I somehow missed the first two books in this series of cautionary tales, but that doesn’t mean I couldn’t appreciate book #3. Magnolia is determined to start her own circus in the library after reading a sign that says, “You can do ANYTHING at the library.” But time after time, she runs into problems with various components of her circus. Young children will enjoy the catastrophes and can discuss what the sign actually means in the context of the library. The illustrations for this book were digitally drawn in Adobe Photoshop and then painted in Corel Painter using a Monoprice tablet. I’ll provide one page spread as an example, below:
February 27, 2018 (US edition)
This little story is told in both words and with color. Blip is constantly connected to her computer until one day when she experiences a blackout. That’s when she must encounter the outside world. The colors change from black and white to full color when she experiences friendships, adventure, and obvious joy. That’s when, heartbreakingly, she must return home. Some say it’s a little heavy-handed on the message, which I can understand. Still, the message is obvious and sometimes necessary — get off your device and explore the outside world (of course, the same thing has been said of bookworms). This could at least be a good discussion-starter on healthy balance.
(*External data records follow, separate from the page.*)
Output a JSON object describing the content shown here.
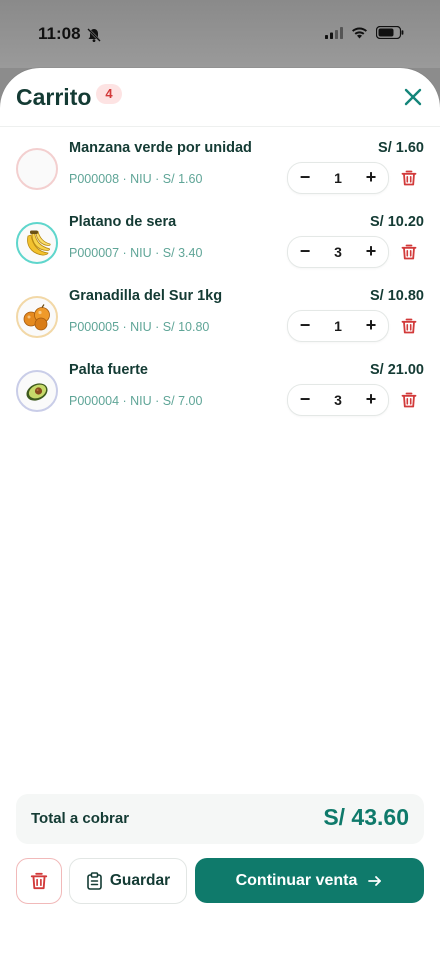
{
  "status_bar": {
    "time": "11:08"
  },
  "cart": {
    "title": "Carrito",
    "count": "4",
    "items": [
      {
        "name": "Manzana verde por unidad",
        "meta": "P000008 · NIU · S/ 1.60",
        "price": "S/ 1.60",
        "qty": "1",
        "thumb": "empty",
        "ring": "#f3cfcf"
      },
      {
        "name": "Platano de sera",
        "meta": "P000007 · NIU · S/ 3.40",
        "price": "S/ 10.20",
        "qty": "3",
        "thumb": "banana-icon",
        "ring": "#5fd6cc"
      },
      {
        "name": "Granadilla del Sur 1kg",
        "meta": "P000005 · NIU · S/ 10.80",
        "price": "S/ 10.80",
        "qty": "1",
        "thumb": "granadilla-icon",
        "ring": "#f2d8a7"
      },
      {
        "name": "Palta fuerte",
        "meta": "P000004 · NIU · S/ 7.00",
        "price": "S/ 21.00",
        "qty": "3",
        "thumb": "avocado-icon",
        "ring": "#c9cde8"
      }
    ],
    "stepper": {
      "minus": "−",
      "plus": "+"
    },
    "total_label": "Total a cobrar",
    "total_value": "S/ 43.60",
    "save_label": "Guardar",
    "continue_label": "Continuar venta"
  },
  "colors": {
    "accent": "#0f7a6b",
    "danger": "#d23a3a",
    "text": "#143b34",
    "meta": "#5fa597"
  }
}
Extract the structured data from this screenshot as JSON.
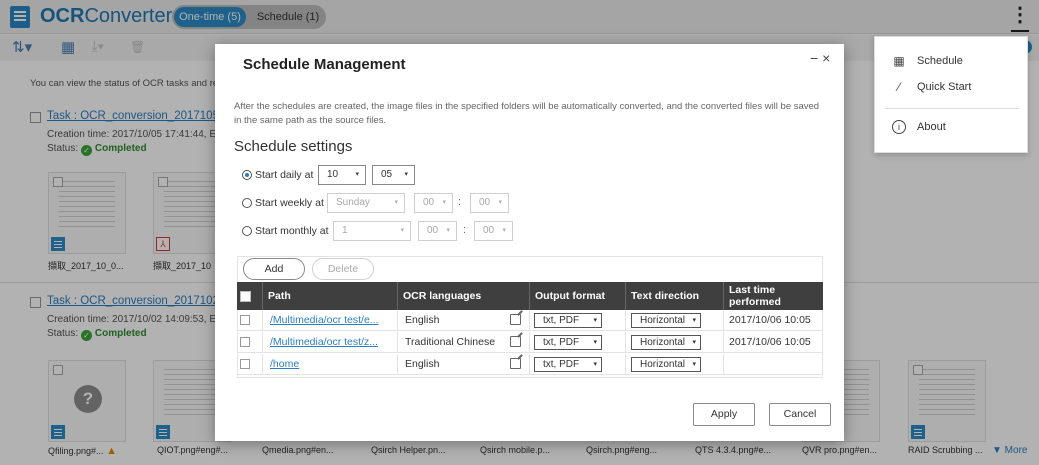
{
  "app": {
    "title_bold": "OCR",
    "title_rest": "Converter",
    "tabs": [
      {
        "label": "One-time (5)"
      },
      {
        "label": "Schedule (1)"
      }
    ],
    "kebab": "⋮"
  },
  "toolbar": {
    "sort": "⇅▾",
    "view": "▦",
    "download": "⤓▾",
    "delete": "🗑"
  },
  "intro": "You can view the status of OCR tasks and ren",
  "tasks": [
    {
      "title": "Task : OCR_conversion_2017105 (2",
      "created": "Creation time: 2017/10/05 17:41:44, E",
      "status_label": "Status:",
      "status": "Completed",
      "files": [
        "擷取_2017_10_0...",
        "擷取_2017_10"
      ]
    },
    {
      "title": "Task : OCR_conversion_2017102 (4",
      "created": "Creation time: 2017/10/02 14:09:53, E",
      "status_label": "Status:",
      "status": "Completed",
      "files": [
        "Qfiling.png#...",
        "QIOT.png#eng#...",
        "Qmedia.png#en...",
        "Qsirch Helper.pn...",
        "Qsirch mobile.p...",
        "Qsirch.png#eng...",
        "QTS 4.3.4.png#e...",
        "QVR pro.png#en...",
        "RAID Scrubbing ..."
      ],
      "more": "▼ More"
    }
  ],
  "menu": {
    "items": [
      {
        "label": "Schedule",
        "icon": "calendar-icon"
      },
      {
        "label": "Quick Start",
        "icon": "magic-wand-icon"
      },
      {
        "label": "About",
        "icon": "info-icon"
      }
    ]
  },
  "modal": {
    "title": "Schedule Management",
    "controls": "− ×",
    "description": "After the schedules are created, the image files in the specified folders will be automatically converted, and the converted files will be saved in the same path as the source files.",
    "settings_title": "Schedule settings",
    "daily": {
      "label": "Start daily at",
      "hour": "10",
      "minute": "05"
    },
    "weekly": {
      "label": "Start weekly at",
      "day": "Sunday",
      "hour": "00",
      "minute": "00"
    },
    "monthly": {
      "label": "Start monthly at",
      "day": "1",
      "hour": "00",
      "minute": "00"
    },
    "colon": ":",
    "add_label": "Add",
    "delete_label": "Delete",
    "columns": {
      "path": "Path",
      "languages": "OCR languages",
      "format": "Output format",
      "direction": "Text direction",
      "last_1": "Last time",
      "last_2": "performed"
    },
    "rows": [
      {
        "path": "/Multimedia/ocr test/e...",
        "language": "English",
        "format": "txt, PDF",
        "direction": "Horizontal",
        "last": "2017/10/06 10:05"
      },
      {
        "path": "/Multimedia/ocr test/z...",
        "language": "Traditional Chinese",
        "format": "txt, PDF",
        "direction": "Horizontal",
        "last": "2017/10/06 10:05"
      },
      {
        "path": "/home",
        "language": "English",
        "format": "txt, PDF",
        "direction": "Horizontal",
        "last": ""
      }
    ],
    "apply_label": "Apply",
    "cancel_label": "Cancel"
  },
  "caret": "▾",
  "check": "✓",
  "qmark": "?",
  "warn": "▲",
  "pdf_glyph": "⅄",
  "colors": {
    "accent": "#2b8cc6",
    "link": "#2b7ec1",
    "success": "#3aa53a",
    "header_dark": "#3f3f3f"
  }
}
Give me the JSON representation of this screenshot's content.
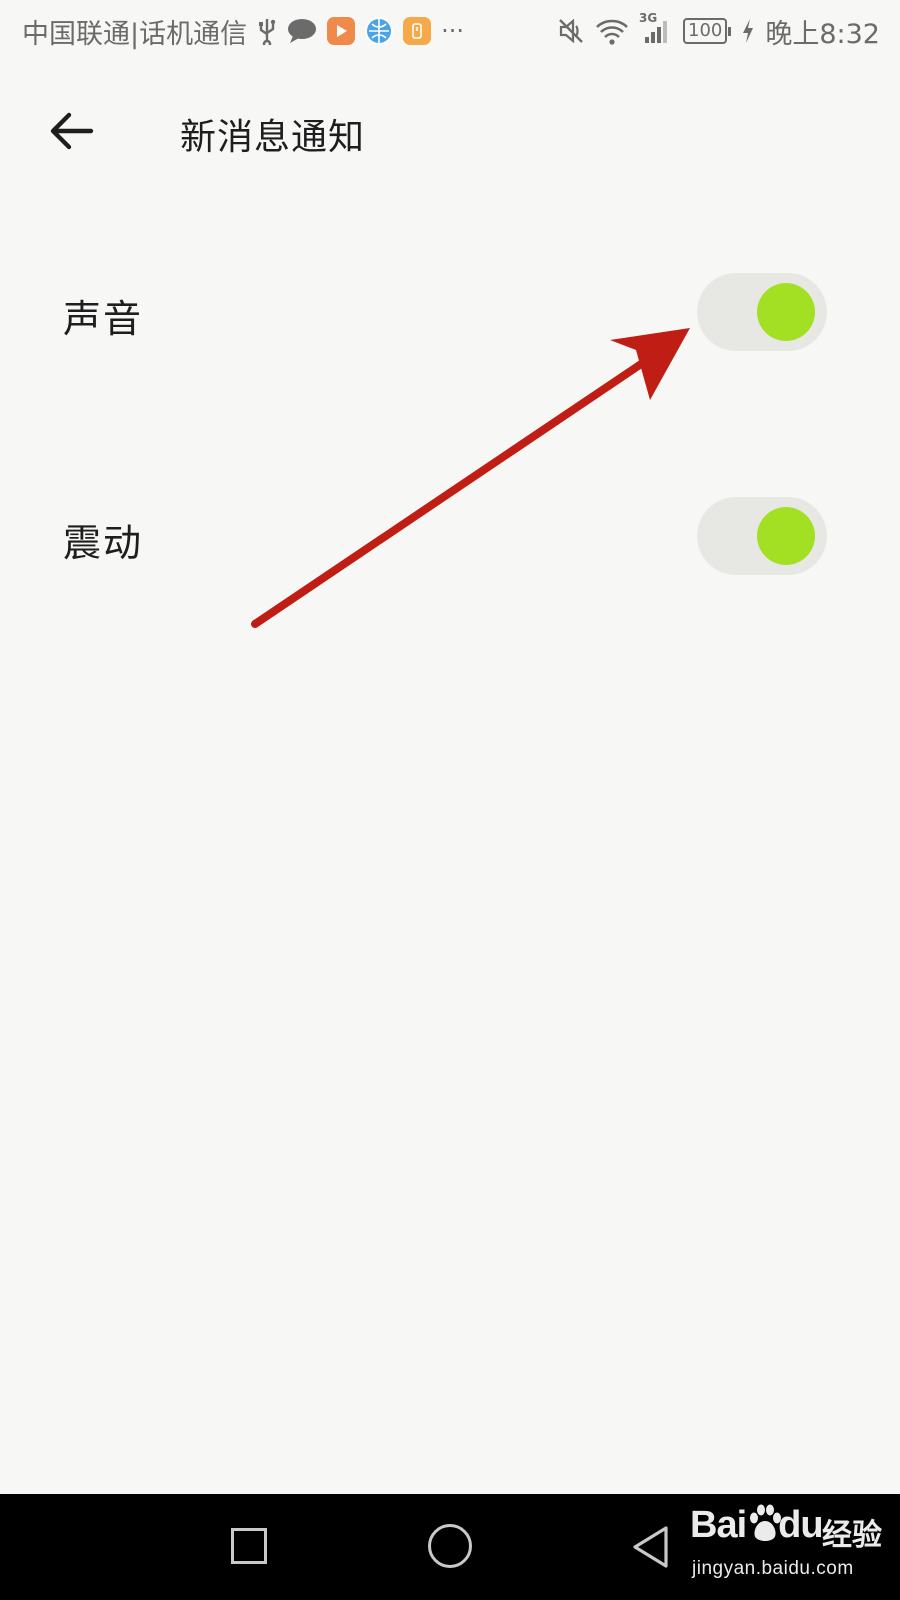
{
  "status_bar": {
    "carrier": "中国联通|话机通信",
    "more": "···",
    "network": "3G",
    "battery": "100",
    "time": "晚上8:32",
    "icons": [
      "usb-icon",
      "chat-bubble-icon",
      "video-app-icon",
      "browser-app-icon",
      "files-app-icon",
      "mute-icon",
      "wifi-icon",
      "signal-icon",
      "charging-icon"
    ]
  },
  "header": {
    "title": "新消息通知",
    "back_icon": "arrow-left-icon"
  },
  "settings": [
    {
      "label": "声音",
      "enabled": true
    },
    {
      "label": "震动",
      "enabled": true
    }
  ],
  "colors": {
    "background": "#f7f7f5",
    "toggle_track": "#e7e8e4",
    "toggle_knob_on": "#a3df22",
    "annotation_arrow": "#c01e14",
    "navbar": "#000000"
  },
  "watermark": {
    "logo": "Bai",
    "logo_suffix": "du",
    "text": "经验",
    "url": "jingyan.baidu.com"
  }
}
I’ll provide one example of the artwork, below:
The Patchwork Bike
Maxine Beneba Clarke
Van T. Rudd, illustrator
September 11, 2018 (US Edition)
This was my favorite new picture book read of the week. The artwork and message are absolutely fantastic! It’s about three children living in a village with mud-for-walls houses. They laugh and shriek and climb trees and use all sorts of odds and ends to create a bike. The creativity and joy are so very apparent. And all the artwork was created on recycled cardboard!
Some of my very best memories from childhood are of times when I created something out of nothing. I remember building a go-cart from odds and ends we found in our friends trash pile. And I recall building forts out of wood and nails found in a construction scrap pile. So today when my middle child constantly asks if we can go by the lumber yard and dig through their excess pile (always with their permission), I try to go whenever possible. Because that’s where some of the best memories begin!
Back matter includes both an author’s note about the inspiration for this story and an illustrator’s note about the artwork. You don’t want to miss either one — they will both provide an opportunity for discussion with children about poverty, play, and even about Black Lives Matter (which is connected to one of the illustrations with a police car). The artwork in this book was done in acrylic on recycled cardboard. I’ll provide one page spread as an example, below:
AWARDS: Charlotte Zolotow Award Nominee for Highly Commended (2019), Crichton Award (2017)
This week I enjoyed re-reading some favorite picture book with my mom while she was in town. She loved them all and was already talking about purchasing at least one of them after she gets back home!